As an improviser MacDonald has recorded and performed with Elliott Sharp, Billy Martin, Steven Crammer, Aakash Mittal, Colin Stetson, Gideon Forbes, Peter Evans, Tim Feeney, Todd Sickafoose, Theo Metz, and many others. He has revolutionized improvising on the marimba, by creating new music languages, interfaces with technology, and various innovative mallets and preparations to the instrument.
As a new-music percussionist he was a founding member of Alarm Will Sound, a new-music chamber orchestra. Alarm Will Sound is currently regarded as one of the foremost new music ensembles in the country and MacDonald made five recordings with them, on the Nonesuch and Cantaloupe labels, and toured the U.S., Europe, and Russia. He was with the group from their beginning in 2001 to 2014, at which point he left to pursue other projects. MacDonald currently performs with the New Jersey Percussion Ensemble and with that group has appeared on a PASIC Showcase concert as well as events in New York City and New Jersey.
As an interpretive solo marimbist, MacDonald has commissioned many works from other composers, including Charles Wuorinen, Robert Morris, Caleb Burhans, Don Freund, Peter Jarvis, Elliott Sharp, David Saperstein, Michael Udow, and Stuart Saunders Smith. To date MacDonald has released over 20 solo marimba recordings, and he is currently releasing one full-length recording every week for a year, producing the largest body of recorded marimba music ever.
-Senior Fulbright-Nehru Fellowship, 2013/2014, for Dhrupad studies in India with the Gundecha Brothers -Yaddo -Ragdale
WBGO.org: “The opening track, ‘Kid Tao Mammal (Unworldliness Weirdo),’ which has its premiere here, was composed for this project by percussionist Payton MacDonald, a founding member of Alarm Will Sound. It’s an excellent representation of the album, shining a light on all parties involved: note the zip-lining orchestral figures that set up Medeski’s funky electric piano solo, and the tensile hush that descends about four minutes in.”
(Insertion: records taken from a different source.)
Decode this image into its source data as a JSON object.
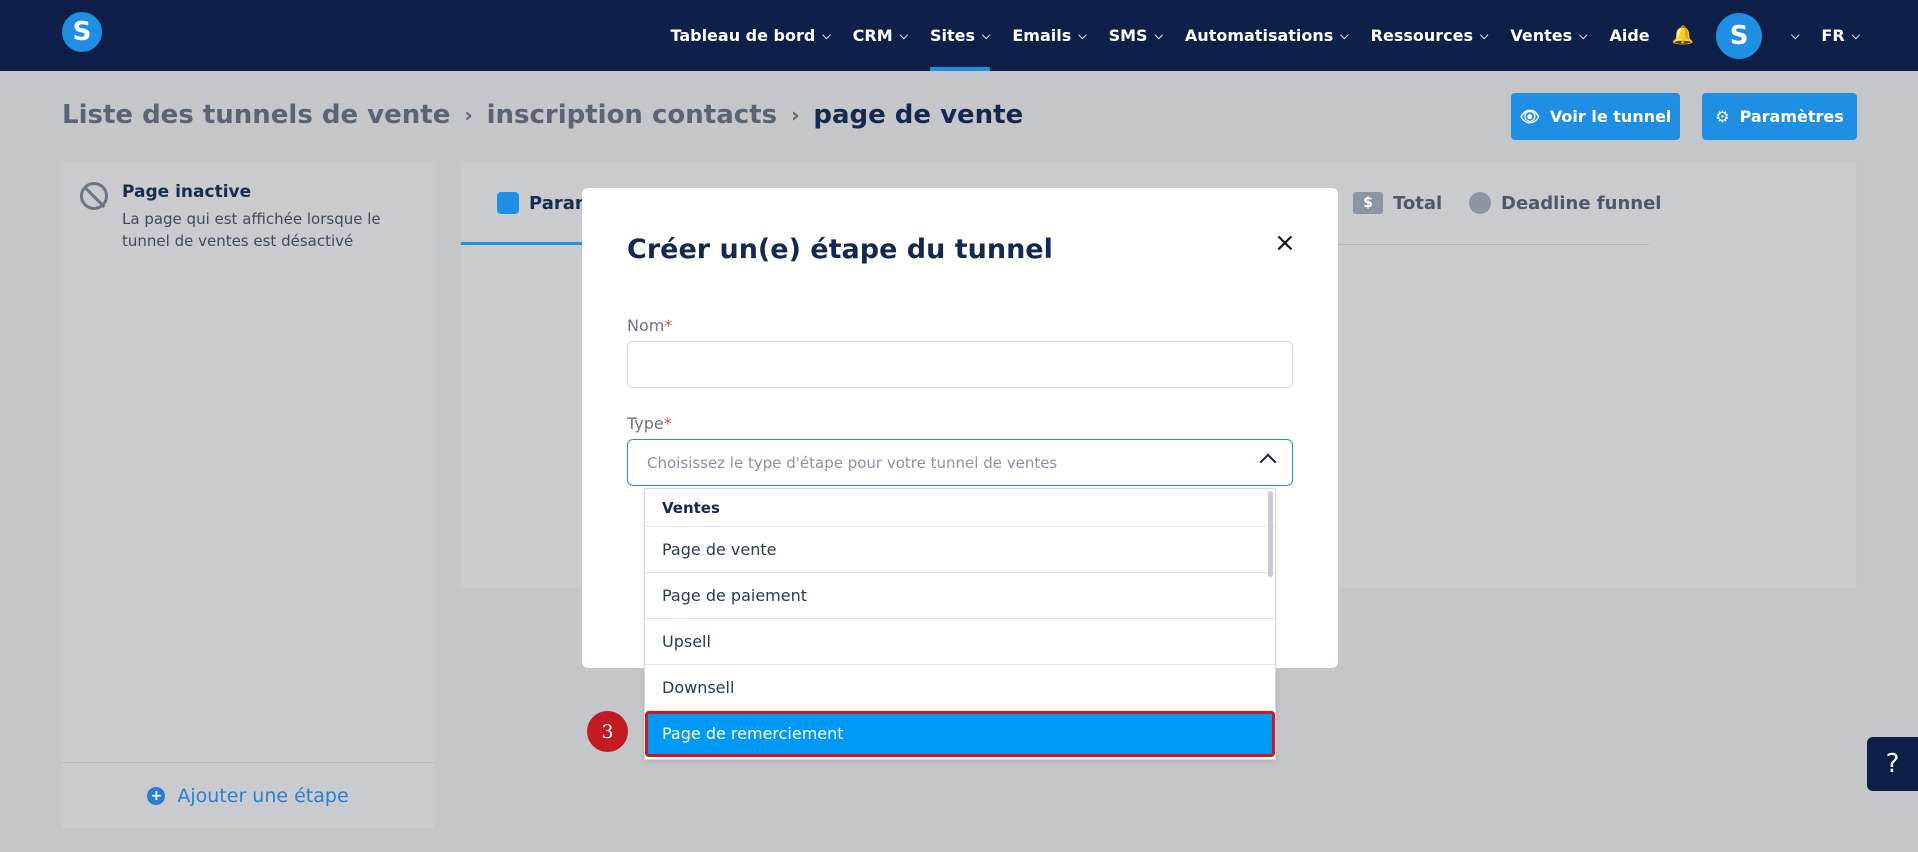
{
  "topbar": {
    "logo_letter": "S",
    "nav": [
      {
        "label": "Tableau de bord",
        "has_dropdown": true
      },
      {
        "label": "CRM",
        "has_dropdown": true
      },
      {
        "label": "Sites",
        "has_dropdown": true,
        "active": true
      },
      {
        "label": "Emails",
        "has_dropdown": true
      },
      {
        "label": "SMS",
        "has_dropdown": true
      },
      {
        "label": "Automatisations",
        "has_dropdown": true
      },
      {
        "label": "Ressources",
        "has_dropdown": true
      },
      {
        "label": "Ventes",
        "has_dropdown": true
      },
      {
        "label": "Aide",
        "has_dropdown": false
      }
    ],
    "bell_icon": "bell-icon",
    "avatar_letter": "S",
    "language": "FR"
  },
  "breadcrumb": {
    "items": [
      "Liste des tunnels de vente",
      "inscription contacts"
    ],
    "current": "page de vente"
  },
  "actions": {
    "view_label": "Voir le tunnel",
    "settings_label": "Paramètres"
  },
  "sidebar": {
    "inactive_title": "Page inactive",
    "inactive_desc": "La page qui est affichée lorsque le tunnel de ventes est désactivé",
    "add_step_label": "Ajouter une étape"
  },
  "tabs": {
    "params_label": "Param",
    "total_label": "Total",
    "total_icon_text": "$",
    "deadline_label": "Deadline funnel"
  },
  "modal": {
    "title": "Créer un(e) étape du tunnel",
    "close_label": "×",
    "name_label": "Nom",
    "type_label": "Type",
    "required_mark": "*",
    "type_placeholder": "Choisissez le type d'étape pour votre tunnel de ventes"
  },
  "dropdown": {
    "group": "Ventes",
    "options": [
      "Page de vente",
      "Page de paiement",
      "Upsell",
      "Downsell",
      "Page de remerciement"
    ],
    "selected": "Page de remerciement"
  },
  "step_marker": "3",
  "help_label": "?",
  "colors": {
    "navy": "#0e1f49",
    "accent": "#1f8fe4",
    "selected": "#0099f5",
    "highlight": "#c21b22"
  }
}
Freejazzblog.org: “It is during Payton Solo, that I gained my first real appreciation for the way MacDonald plays the marimba. There is a real earthiness that exudes from the instrument’s resonance as sticks hit wood . . . definitely one of the best things I have heard in a while.”